What the task asks:
Pick every line out of the entries below that has the string "TRAINING", and copy it.

Data for this task:

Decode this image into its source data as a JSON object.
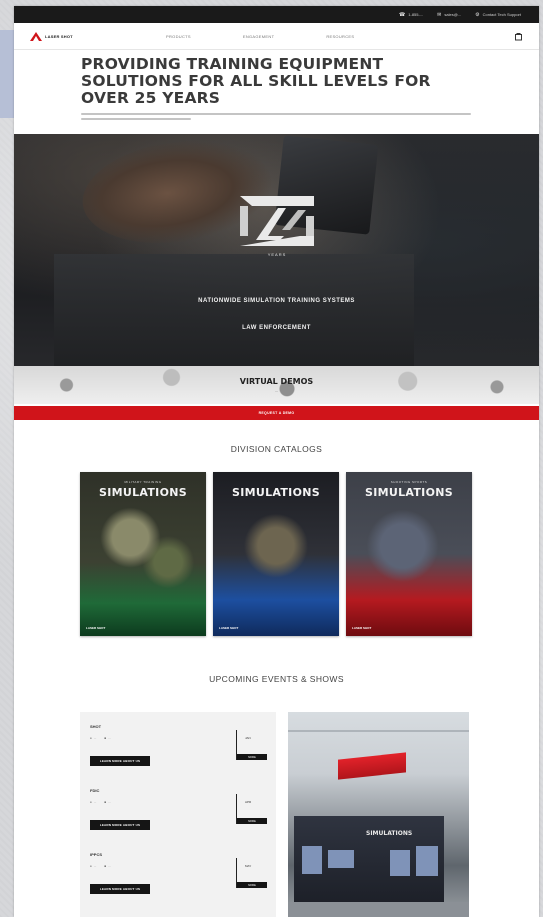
{
  "topbar": {
    "phone": "1-855-...",
    "email": "sales@...",
    "contact": "Contact Tech Support"
  },
  "nav": {
    "logo": "LASER SHOT",
    "menu": [
      "PRODUCTS",
      "ENGAGEMENT",
      "RESOURCES"
    ]
  },
  "heading": {
    "title": "PROVIDING TRAINING EQUIPMENT SOLUTIONS FOR ALL SKILL LEVELS FOR OVER 25 YEARS"
  },
  "hero": {
    "badge": "YEARS",
    "line1": "NATIONWIDE SIMULATION TRAINING SYSTEMS",
    "line2": "LAW ENFORCEMENT",
    "demo_title": "VIRTUAL DEMOS",
    "demo_sub": "...",
    "cta": "REQUEST A DEMO"
  },
  "catalogs": {
    "title": "DIVISION CATALOGS",
    "items": [
      {
        "top": "MILITARY TRAINING",
        "name": "SIMULATIONS",
        "foot": "LASER SHOT",
        "accent": "#1f6a38"
      },
      {
        "top": "",
        "name": "SIMULATIONS",
        "foot": "LASER SHOT",
        "accent": "#1d4fa0"
      },
      {
        "top": "SHOOTING SPORTS",
        "name": "SIMULATIONS",
        "foot": "LASER SHOT",
        "accent": "#b51a20"
      }
    ]
  },
  "events": {
    "title": "UPCOMING EVENTS & SHOWS",
    "items": [
      {
        "name": "SHOT",
        "loc": "...",
        "date_text": "...",
        "cta": "LEARN MORE ABOUT US",
        "month": "JAN",
        "more": "MORE"
      },
      {
        "name": "FDIC",
        "loc": "...",
        "date_text": "...",
        "cta": "LEARN MORE ABOUT US",
        "month": "APR",
        "more": "MORE"
      },
      {
        "name": "IPPCS",
        "loc": "...",
        "date_text": "...",
        "cta": "LEARN MORE ABOUT US",
        "month": "MAY",
        "more": "MORE"
      }
    ],
    "booth_title": "SIMULATIONS"
  },
  "colors": {
    "accent_red": "#d0141a",
    "dark": "#1a1a1a"
  }
}
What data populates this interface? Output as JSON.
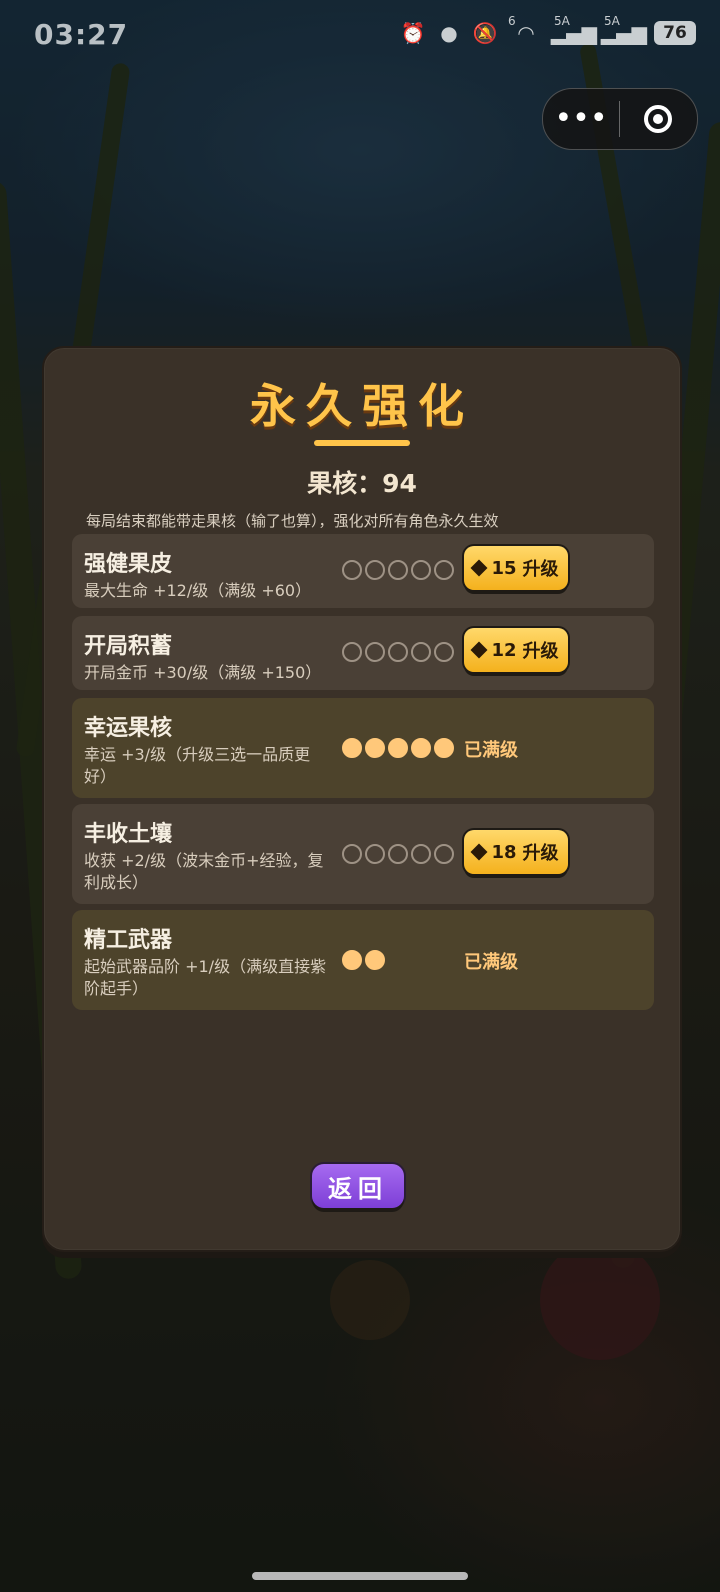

Answer area:
    "title": "PROVIDING TRAINING EQUIPMENT SOLUTIONS FOR ALL SKILL LEVELS FOR OVER 25 YEARS"
    "line1": "NATIONWIDE SIMULATION TRAINING SYSTEMS",
        "top": "MILITARY TRAINING",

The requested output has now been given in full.